(1) Towards the end of May, several hundred Tutsis took refuge in a large natural cave, at a place known as Nyakavumu. Their assailants blocked the entry to the cave and set it alight. Only one person survived, the rest died of suffocation.
AM faces I

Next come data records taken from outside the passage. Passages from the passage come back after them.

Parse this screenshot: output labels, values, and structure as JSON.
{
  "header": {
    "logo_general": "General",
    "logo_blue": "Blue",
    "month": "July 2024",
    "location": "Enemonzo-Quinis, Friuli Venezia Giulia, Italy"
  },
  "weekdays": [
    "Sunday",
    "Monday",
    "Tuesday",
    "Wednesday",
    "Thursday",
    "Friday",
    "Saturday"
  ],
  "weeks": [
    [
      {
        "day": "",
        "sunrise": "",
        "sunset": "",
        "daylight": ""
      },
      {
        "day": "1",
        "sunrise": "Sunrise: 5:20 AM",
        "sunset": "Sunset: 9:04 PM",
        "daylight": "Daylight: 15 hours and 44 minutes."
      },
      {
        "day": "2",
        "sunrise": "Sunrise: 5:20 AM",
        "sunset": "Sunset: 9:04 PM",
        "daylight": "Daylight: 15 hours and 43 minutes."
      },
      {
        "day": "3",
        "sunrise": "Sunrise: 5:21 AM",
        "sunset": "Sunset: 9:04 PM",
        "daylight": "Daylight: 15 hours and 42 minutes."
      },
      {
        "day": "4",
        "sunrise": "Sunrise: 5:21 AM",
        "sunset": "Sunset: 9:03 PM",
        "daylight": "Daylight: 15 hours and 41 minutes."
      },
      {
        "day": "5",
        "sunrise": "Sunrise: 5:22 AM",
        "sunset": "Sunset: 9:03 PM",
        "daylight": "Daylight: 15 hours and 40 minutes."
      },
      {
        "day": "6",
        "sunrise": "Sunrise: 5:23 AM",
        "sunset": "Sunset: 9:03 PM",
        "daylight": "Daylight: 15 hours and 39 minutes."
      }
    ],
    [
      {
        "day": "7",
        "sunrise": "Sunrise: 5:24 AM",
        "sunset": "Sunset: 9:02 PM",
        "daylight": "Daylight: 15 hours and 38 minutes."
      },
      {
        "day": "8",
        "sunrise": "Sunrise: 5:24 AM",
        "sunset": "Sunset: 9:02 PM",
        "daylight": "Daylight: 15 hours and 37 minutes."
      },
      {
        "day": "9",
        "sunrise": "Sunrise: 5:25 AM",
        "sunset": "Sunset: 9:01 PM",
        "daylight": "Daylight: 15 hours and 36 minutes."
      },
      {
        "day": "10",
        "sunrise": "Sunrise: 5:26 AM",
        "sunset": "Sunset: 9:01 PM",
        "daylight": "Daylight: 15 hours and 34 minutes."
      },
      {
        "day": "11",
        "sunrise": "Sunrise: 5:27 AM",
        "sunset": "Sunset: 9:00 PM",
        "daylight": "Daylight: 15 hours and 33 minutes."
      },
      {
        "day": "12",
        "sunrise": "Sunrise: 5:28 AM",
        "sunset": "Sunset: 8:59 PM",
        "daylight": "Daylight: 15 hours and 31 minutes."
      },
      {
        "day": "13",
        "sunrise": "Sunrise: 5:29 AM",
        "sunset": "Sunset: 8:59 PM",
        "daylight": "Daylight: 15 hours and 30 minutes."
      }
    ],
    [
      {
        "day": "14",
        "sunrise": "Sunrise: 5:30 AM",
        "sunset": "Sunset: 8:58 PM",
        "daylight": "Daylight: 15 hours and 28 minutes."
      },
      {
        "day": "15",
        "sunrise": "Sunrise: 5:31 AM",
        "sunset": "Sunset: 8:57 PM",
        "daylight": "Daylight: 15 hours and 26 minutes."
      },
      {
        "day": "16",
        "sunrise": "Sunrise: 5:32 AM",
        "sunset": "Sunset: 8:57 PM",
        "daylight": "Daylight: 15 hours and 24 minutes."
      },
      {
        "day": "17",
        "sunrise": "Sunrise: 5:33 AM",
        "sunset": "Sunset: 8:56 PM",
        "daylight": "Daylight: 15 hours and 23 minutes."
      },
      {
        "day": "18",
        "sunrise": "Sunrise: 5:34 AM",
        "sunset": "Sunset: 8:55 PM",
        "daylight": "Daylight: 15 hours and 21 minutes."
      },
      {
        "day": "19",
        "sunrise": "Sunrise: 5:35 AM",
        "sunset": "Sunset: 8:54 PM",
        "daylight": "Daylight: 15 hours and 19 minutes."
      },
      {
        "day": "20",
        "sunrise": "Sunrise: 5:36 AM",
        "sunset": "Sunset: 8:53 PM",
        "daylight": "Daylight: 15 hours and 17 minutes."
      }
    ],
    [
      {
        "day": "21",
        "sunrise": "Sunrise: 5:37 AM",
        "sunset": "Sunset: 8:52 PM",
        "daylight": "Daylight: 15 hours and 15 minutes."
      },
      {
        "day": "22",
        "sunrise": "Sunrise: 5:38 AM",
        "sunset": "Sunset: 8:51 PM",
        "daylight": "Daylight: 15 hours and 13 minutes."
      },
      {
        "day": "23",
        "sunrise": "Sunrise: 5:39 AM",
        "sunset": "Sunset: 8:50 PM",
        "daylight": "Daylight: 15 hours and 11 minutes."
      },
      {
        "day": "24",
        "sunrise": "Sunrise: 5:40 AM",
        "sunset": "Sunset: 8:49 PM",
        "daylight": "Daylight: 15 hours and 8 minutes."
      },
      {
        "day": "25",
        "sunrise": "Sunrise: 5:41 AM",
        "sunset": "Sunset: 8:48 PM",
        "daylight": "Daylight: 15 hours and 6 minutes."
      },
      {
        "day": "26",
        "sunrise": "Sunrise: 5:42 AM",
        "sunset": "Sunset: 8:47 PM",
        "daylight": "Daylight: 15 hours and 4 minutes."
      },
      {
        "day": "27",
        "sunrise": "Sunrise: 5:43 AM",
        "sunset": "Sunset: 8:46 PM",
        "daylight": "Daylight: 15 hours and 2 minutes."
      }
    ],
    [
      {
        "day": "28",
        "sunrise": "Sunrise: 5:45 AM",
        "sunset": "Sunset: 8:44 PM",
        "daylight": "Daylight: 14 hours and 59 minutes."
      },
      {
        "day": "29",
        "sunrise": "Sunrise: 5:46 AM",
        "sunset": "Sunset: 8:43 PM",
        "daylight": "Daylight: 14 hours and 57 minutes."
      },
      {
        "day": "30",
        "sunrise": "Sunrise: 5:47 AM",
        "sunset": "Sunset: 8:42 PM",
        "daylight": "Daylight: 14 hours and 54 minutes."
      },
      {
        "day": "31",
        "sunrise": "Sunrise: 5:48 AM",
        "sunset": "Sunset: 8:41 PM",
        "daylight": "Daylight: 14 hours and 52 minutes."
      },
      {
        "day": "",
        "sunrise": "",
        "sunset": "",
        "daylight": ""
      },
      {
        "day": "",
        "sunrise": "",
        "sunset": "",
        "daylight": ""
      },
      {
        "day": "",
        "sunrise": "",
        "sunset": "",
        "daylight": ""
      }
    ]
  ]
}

Alfred Musema is accused of ordering the rape and death of Anunciata, the wife of the factory's chief accountant, on his arrival in Gisovu, April 14th, 1994. Prosecution witness 'I' testified against the accused on April 27th. Prosecutor Charles Phillips sought to challenge the version of facts given by Alfred Musema by referring to the latter's statements made to the Swiss judge. In particular his assertion of May 12th, 1995, some thirteen months after the crimes and three months after his arrest: « I saw one or two families killed and a few other corpses. It was dreadful. I had a terrible shock. I also saw the corpse of the chief accountant, Mr Canisius Twagirakayego. His wife Anunciata was killed on April 14th, right at the time we were at the factory. When arrived at the factory, I met with Mr Joseph Nyarugwiza and Mr James Barawigilira. After seeing these bodies, I did a tour of the factory with these two people (as well as the soldier whom I had been assigned) then we went to the guest house to take stock of the situation. We were then joined by the bourgmestre of the Gisovu commune, Mr Aloys Ndimbati. (...) People were shouting that they had found Anunciata. I shouted that she shouldn't be killed. Those who were with the bourgmestre ran towards her and they slaughtered her in her home. As for the child, the last thing I remember is hearing it cry out. I didn't see anything but I remember that cry. It happened not very far from where I was standing, about a hundred metres below, in a plantation of tall trees. » The prosecutor's representative turned to face Alfred Musema. « This statement clearly shows that it was clear right from the start who had been found in the plantation and that it was certainly not after the others returned that you thought it was Anu A five-month trial
In extremis and thanks to the defence lawyer's altering his British programme, the Musema trial will finally more or less keep to its fixed deadline. The last two defence witnesses should be heard on June 23rd, followed a week later by the closing speeches.